▶ [Exercise aim]: Return the records below exactly, leaving nothing out.

^^^^^^^^

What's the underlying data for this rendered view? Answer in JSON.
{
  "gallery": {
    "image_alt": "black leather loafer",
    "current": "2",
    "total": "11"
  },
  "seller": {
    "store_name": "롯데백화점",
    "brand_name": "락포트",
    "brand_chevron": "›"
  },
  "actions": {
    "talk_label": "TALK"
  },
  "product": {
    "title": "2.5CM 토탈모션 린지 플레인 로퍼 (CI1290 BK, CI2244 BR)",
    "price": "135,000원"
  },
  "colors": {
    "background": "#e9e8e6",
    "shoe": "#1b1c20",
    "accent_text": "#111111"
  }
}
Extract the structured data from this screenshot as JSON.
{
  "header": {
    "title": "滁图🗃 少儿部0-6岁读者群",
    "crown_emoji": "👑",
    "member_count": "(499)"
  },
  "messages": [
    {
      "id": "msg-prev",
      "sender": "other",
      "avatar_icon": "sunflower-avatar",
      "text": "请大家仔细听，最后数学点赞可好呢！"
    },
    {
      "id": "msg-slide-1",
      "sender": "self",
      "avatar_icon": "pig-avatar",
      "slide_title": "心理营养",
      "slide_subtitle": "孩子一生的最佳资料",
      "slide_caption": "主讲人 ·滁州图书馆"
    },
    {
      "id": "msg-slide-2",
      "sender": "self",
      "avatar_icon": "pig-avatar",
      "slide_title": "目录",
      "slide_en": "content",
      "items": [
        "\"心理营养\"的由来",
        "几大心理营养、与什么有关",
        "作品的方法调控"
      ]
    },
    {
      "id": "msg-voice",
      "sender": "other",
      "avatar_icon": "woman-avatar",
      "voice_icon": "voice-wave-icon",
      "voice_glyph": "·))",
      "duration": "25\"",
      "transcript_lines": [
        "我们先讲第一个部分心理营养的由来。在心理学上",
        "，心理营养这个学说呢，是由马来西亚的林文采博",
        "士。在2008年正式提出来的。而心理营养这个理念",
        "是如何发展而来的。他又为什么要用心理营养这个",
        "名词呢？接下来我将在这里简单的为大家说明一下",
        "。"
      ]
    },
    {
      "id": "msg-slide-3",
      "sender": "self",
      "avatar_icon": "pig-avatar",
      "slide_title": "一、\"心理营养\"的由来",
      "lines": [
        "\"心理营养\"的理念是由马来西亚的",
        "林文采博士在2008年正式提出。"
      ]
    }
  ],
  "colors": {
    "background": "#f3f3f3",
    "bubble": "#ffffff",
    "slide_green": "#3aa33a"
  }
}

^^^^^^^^

▶ [Solution to this problem]:
What's the underlying data for this rendered view? Answer in JSON.
{
  "gallery": {
    "image_alt": "black leather loafer",
    "current": "2",
    "total": "11"
  },
  "seller": {
    "store_name": "롯데백화점",
    "brand_name": "락포트",
    "brand_chevron": "›"
  },
  "actions": {
    "talk_label": "TALK"
  },
  "product": {
    "title": "2.5CM 토탈모션 린지 플레인 로퍼 (CI1290 BK, CI2244 BR)",
    "price": "135,000원"
  },
  "colors": {
    "background": "#e9e8e6",
    "shoe": "#1b1c20",
    "accent_text": "#111111"
  }
}
Extract the structured data from this screenshot as JSON.
{
  "header": {
    "title": "滁图🗃 少儿部0-6岁读者群",
    "crown_emoji": "👑",
    "member_count": "(499)"
  },
  "messages": [
    {
      "id": "msg-prev",
      "sender": "other",
      "avatar_icon": "sunflower-avatar",
      "text": "请大家仔细听，最后数学点赞可好呢！"
    },
    {
      "id": "msg-slide-1",
      "sender": "self",
      "avatar_icon": "pig-avatar",
      "slide_title": "心理营养",
      "slide_subtitle": "孩子一生的最佳资料",
      "slide_caption": "主讲人 ·滁州图书馆"
    },
    {
      "id": "msg-slide-2",
      "sender": "self",
      "avatar_icon": "pig-avatar",
      "slide_title": "目录",
      "slide_en": "content",
      "items": [
        "\"心理营养\"的由来",
        "几大心理营养、与什么有关",
        "作品的方法调控"
      ]
    },
    {
      "id": "msg-voice",
      "sender": "other",
      "avatar_icon": "woman-avatar",
      "voice_icon": "voice-wave-icon",
      "voice_glyph": "·))",
      "duration": "25\"",
      "transcript_lines": [
        "我们先讲第一个部分心理营养的由来。在心理学上",
        "，心理营养这个学说呢，是由马来西亚的林文采博",
        "士。在2008年正式提出来的。而心理营养这个理念",
        "是如何发展而来的。他又为什么要用心理营养这个",
        "名词呢？接下来我将在这里简单的为大家说明一下",
        "。"
      ]
    },
    {
      "id": "msg-slide-3",
      "sender": "self",
      "avatar_icon": "pig-avatar",
      "slide_title": "一、\"心理营养\"的由来",
      "lines": [
        "\"心理营养\"的理念是由马来西亚的",
        "林文采博士在2008年正式提出。"
      ]
    }
  ],
  "colors": {
    "background": "#f3f3f3",
    "bubble": "#ffffff",
    "slide_green": "#3aa33a"
  }
}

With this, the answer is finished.